Police say it couldn't happen in Maryland or the District. But in Virginia, if a policeman asks you for assistance and you refuse to help, you just might get arrested for it.
That's what happened to 40-year-old Fred Mason, owner of a trash service, early yesterday in Fairfax City.
A patrolman asked four bystanders to assist him in subduing a man who was subsequently charged with public drunkeness and breaking arrest, according to the officer and onlookers.
Mason, trucker Ron Day and two other men who said later they believed they were witnessing an act of police brutality when Officer Steve Haas asked for help, refused to get involved. Eight hours later, Mason was served with an arrest warrant for failing to help the officer. No one else was charged.
Officer Art Bennett, who served the warrant on Mason, said yesterday the statute is "damned rarely" invoked.
In the District of Columbia, police can deputize citizens, but citizens cannot be held accountable for refusing to help, according to department spokesmen.
High-ranking Montgomery County police officers said a similar statute once existed in Maryland, but has been eliminated.
In Virginia, under code section 18.2-436, arrests can be made if citizens willfully refuse to aid an officer in the execution of his duties.
"I'm very upset about it," Mason said. "There should be a way to counter-sue on this and I've been trying to get in touch with my lawyer all day."
Fairfax City Police Capt. Hazen L. Allen countered by saying, "If an officer is in an alligator den, there are some cases where asking for help is totally reasonable, asking anything you might expect a law-abiding citizen to do."
Most Northern Virginia police experts agreed that the statute is rarely invoked, mainly out of a desire to prevent harm from coming to innocent bystanders. But they spoke of situations where an officer in trouble might ask citizens to use a police radio to call for help, or simply to open a door so that an officer can leave with a suspect.
Allen said Haas was summoned to a Fairfax restaurant after the restaurant manager repeatedly demanded that 25-year-old Gary Hubert, a laborer-mechanic for Mason's Fairfax City trash business, leave the establishment. When Hubert refused, all sides agree, the manager called the police.

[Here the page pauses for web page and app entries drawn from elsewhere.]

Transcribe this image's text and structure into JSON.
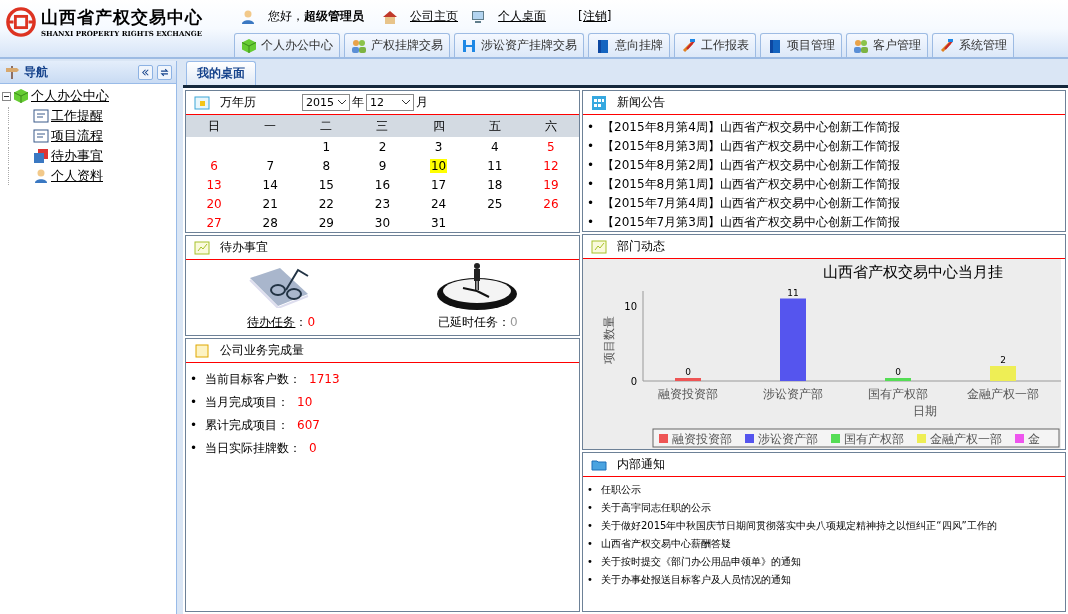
{
  "header": {
    "logo_title": "山西省产权交易中心",
    "logo_subtitle": "SHANXI PROPERTY RIGHTS EXCHANGE",
    "greeting": "您好，**超级管理员**",
    "links": [
      "公司主页",
      "个人桌面"
    ],
    "logout": "[注销]"
  },
  "main_tabs": [
    "个人办公中心",
    "产权挂牌交易",
    "涉讼资产挂牌交易",
    "意向挂牌",
    "工作报表",
    "项目管理",
    "客户管理",
    "系统管理"
  ],
  "sidebar": {
    "title": "导航",
    "tree": [
      {
        "label": "个人办公中心",
        "expanded": true,
        "children": [
          {
            "label": "工作提醒"
          },
          {
            "label": "项目流程"
          },
          {
            "label": "待办事宜"
          },
          {
            "label": "个人资料"
          }
        ]
      }
    ]
  },
  "content_tabs": [
    {
      "label": "我的桌面",
      "selected": true
    }
  ],
  "calendar": {
    "title": "万年历",
    "year": "2015",
    "year_label": "年",
    "month": "12",
    "month_label": "月",
    "weekdays": [
      "日",
      "一",
      "二",
      "三",
      "四",
      "五",
      "六"
    ],
    "weeks": [
      [
        {
          "day": "1",
          "today": false
        },
        {
          "day": "2",
          "today": false
        },
        {
          "day": "3",
          "today": false
        },
        {
          "day": "4",
          "today": false
        },
        {
          "day": "5",
          "today": false
        }
      ],
      [
        {
          "day": "6",
          "today": false
        },
        {
          "day": "7",
          "today": false
        },
        {
          "day": "8",
          "today": false
        },
        {
          "day": "9",
          "today": false
        },
        {
          "day": "10",
          "today": true
        },
        {
          "day": "11",
          "today": false
        },
        {
          "day": "12",
          "today": false
        }
      ],
      [
        {
          "day": "13",
          "today": false
        },
        {
          "day": "14",
          "today": false
        },
        {
          "day": "15",
          "today": false
        },
        {
          "day": "16",
          "today": false
        },
        {
          "day": "17",
          "today": false
        },
        {
          "day": "18",
          "today": false
        },
        {
          "day": "19",
          "today": false
        }
      ],
      [
        {
          "day": "20",
          "today": false
        },
        {
          "day": "21",
          "today": false
        },
        {
          "day": "22",
          "today": false
        },
        {
          "day": "23",
          "today": false
        },
        {
          "day": "24",
          "today": false
        },
        {
          "day": "25",
          "today": false
        },
        {
          "day": "26",
          "today": false
        }
      ],
      [
        {
          "day": "27",
          "today": false
        },
        {
          "day": "28",
          "today": false
        },
        {
          "day": "29",
          "today": false
        },
        {
          "day": "30",
          "today": false
        },
        {
          "day": "31",
          "today": false
        }
      ]
    ]
  },
  "todo": {
    "title": "待办事宜",
    "pending_label": "待办任务",
    "pending_separator": "：",
    "pending_value": "0",
    "delayed_label": "已延时任务：",
    "delayed_value": "0"
  },
  "stats": {
    "title": "公司业务完成量",
    "marker": "•",
    "items": [
      {
        "label": "当前目标客户数：",
        "value": "1713"
      },
      {
        "label": "当月完成项目：",
        "value": "10"
      },
      {
        "label": "累计完成项目：",
        "value": "607"
      },
      {
        "label": "当日实际挂牌数：",
        "value": "0"
      }
    ]
  },
  "news": {
    "title": "新闻公告",
    "marker": "•",
    "items": [
      "【2015年8月第4周】山西省产权交易中心创新工作简报",
      "【2015年8月第3周】山西省产权交易中心创新工作简报",
      "【2015年8月第2周】山西省产权交易中心创新工作简报",
      "【2015年8月第1周】山西省产权交易中心创新工作简报",
      "【2015年7月第4周】山西省产权交易中心创新工作简报",
      "【2015年7月第3周】山西省产权交易中心创新工作简报"
    ]
  },
  "department": {
    "title": "部门动态",
    "chart_data": {
      "type": "bar",
      "title": "山西省产权交易中心当月挂",
      "xlabel": "日期",
      "ylabel": "项目数量",
      "categories": [
        "融资投资部",
        "涉讼资产部",
        "国有产权部",
        "金融产权一部"
      ],
      "yticks": [
        0,
        10
      ],
      "ylim": [
        0,
        12
      ],
      "data_labels": true,
      "legend": "bottom",
      "series": [
        {
          "name": "融资投资部",
          "color": "#ee5555",
          "values": [
            0,
            null,
            null,
            null
          ]
        },
        {
          "name": "涉讼资产部",
          "color": "#5555ee",
          "values": [
            null,
            11,
            null,
            null
          ]
        },
        {
          "name": "国有产权部",
          "color": "#55dd55",
          "values": [
            null,
            null,
            0,
            null
          ]
        },
        {
          "name": "金融产权一部",
          "color": "#eeee55",
          "values": [
            null,
            null,
            null,
            2
          ]
        },
        {
          "name": "金",
          "color": "#ee55ee",
          "values": [
            null,
            null,
            null,
            null
          ]
        }
      ]
    }
  },
  "notices": {
    "title": "内部通知",
    "marker": "•",
    "items": [
      "任职公示",
      "关于高宇同志任职的公示",
      "关于做好2015年中秋国庆节日期间贯彻落实中央八项规定精神持之以恒纠正“四风”工作的",
      "山西省产权交易中心薪酬答疑",
      "关于按时提交《部门办公用品申领单》的通知",
      "关于办事处报送目标客户及人员情况的通知"
    ]
  }
}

When the officer arrived, according to Allen, he asked Hubert to walk a straight line to prove he wasn't drunk.
When Haas told Hubert that he was under arrest for public drunkeness, Allen said, Hubert replied, "I'll kill you, you mother------," and tried to resist the arrest physically when Haas "got his attention with a flashlight."

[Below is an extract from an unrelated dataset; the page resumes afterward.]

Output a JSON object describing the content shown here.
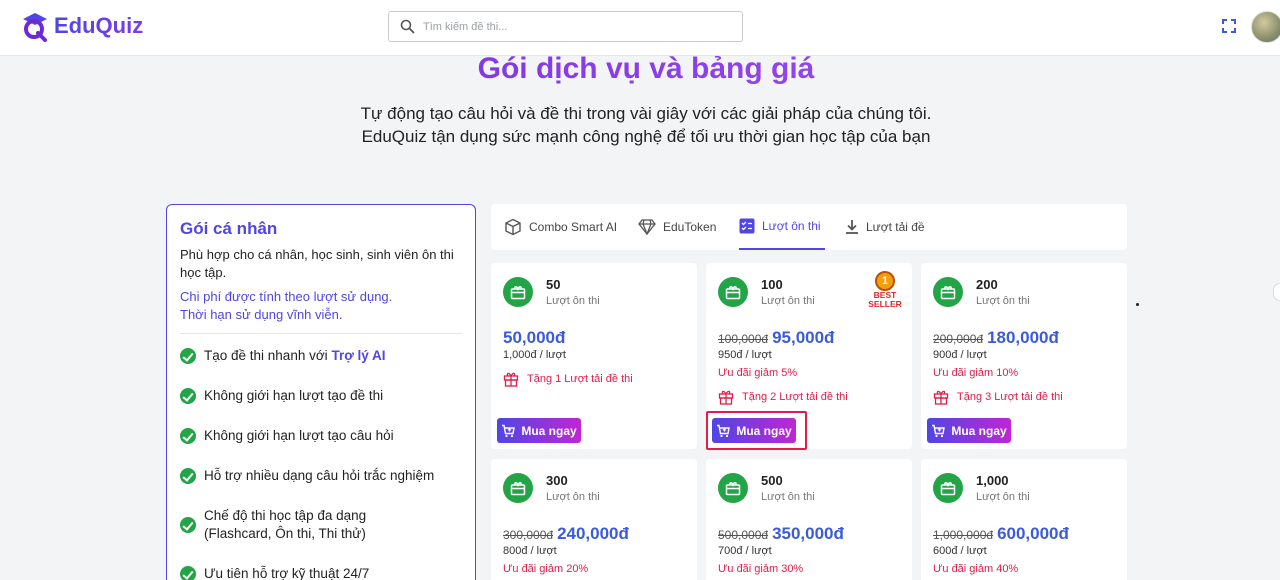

Mason and Day claim that Haas struck Hubert repeatedly about the head with the flashlight. When Haas had subdued Hubert, Day said, Haas said "How about somebody helping me?"
Day said yesterday he was "not going over there where he could whip me with that flashlight, too."

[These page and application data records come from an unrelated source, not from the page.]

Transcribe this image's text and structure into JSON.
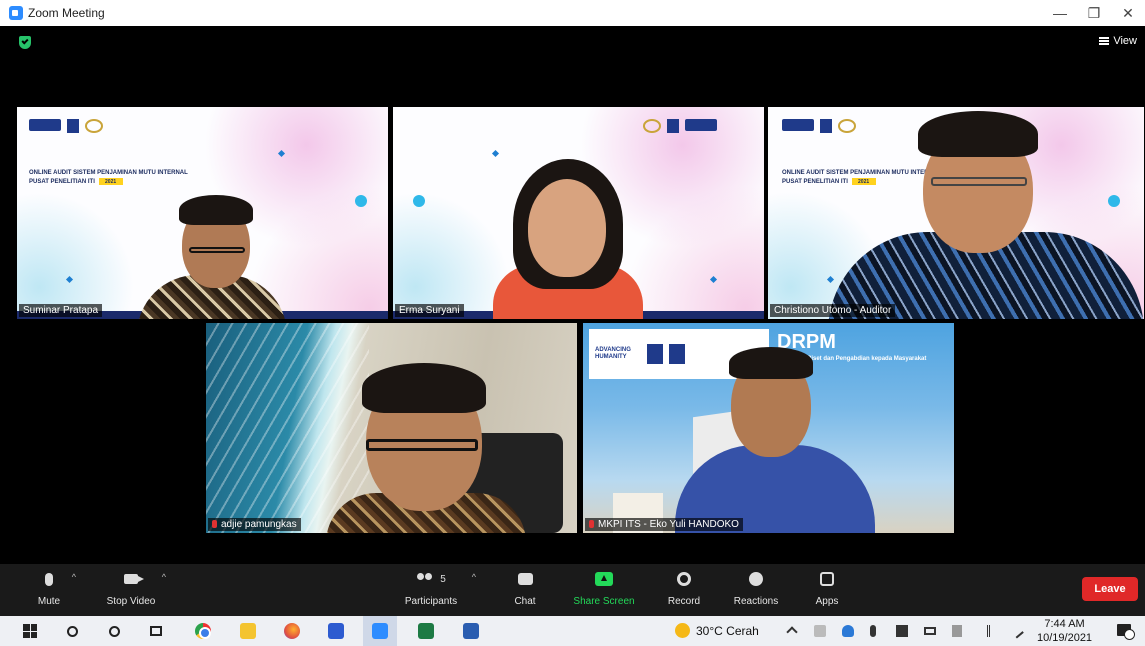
{
  "window": {
    "title": "Zoom Meeting",
    "controls": {
      "minimize": "—",
      "restore": "❐",
      "close": "✕"
    }
  },
  "meeting": {
    "view_label": "View",
    "participants": [
      {
        "name": "Suminar Pratapa",
        "active": false
      },
      {
        "name": "Erma Suryani",
        "active": false
      },
      {
        "name": "Christiono Utomo - Auditor",
        "active": true
      },
      {
        "name": "adjie pamungkas",
        "active": false
      },
      {
        "name": "MKPI ITS - Eko Yuli HANDOKO",
        "active": false
      }
    ],
    "slide": {
      "heading_line1": "ONLINE AUDIT SISTEM PENJAMINAN MUTU INTERNAL",
      "heading_line2": "PUSAT PENELITIAN ITI",
      "year": "2021"
    },
    "drpm": {
      "banner_text": "ADVANCING HUMANITY",
      "title": "DRPM",
      "subtitle": "Direktorat Riset dan Pengabdian kepada Masyarakat"
    }
  },
  "controls": {
    "mute": "Mute",
    "stop_video": "Stop Video",
    "participants": "Participants",
    "participants_count": "5",
    "chat": "Chat",
    "share_screen": "Share Screen",
    "record": "Record",
    "reactions": "Reactions",
    "apps": "Apps",
    "leave": "Leave"
  },
  "taskbar": {
    "weather": "30°C  Cerah",
    "time": "7:44 AM",
    "date": "10/19/2021"
  },
  "colors": {
    "active_speaker": "#c6e05a",
    "share_green": "#23d959",
    "leave_red": "#e02828"
  }
}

There was no immediate explanation why Mason, rather than the other bystanders, was charged with refusing to assist Haas. Allen said that "maybe Mason was the only guy he could identify."
Both Mason and Hubert are scheduled to appear in Fairfax City's General District Court on Oct. 21.
If convicted of refusing to aid an officer, Mason could be sentenced to up to six months in jail and/or a $500 fine.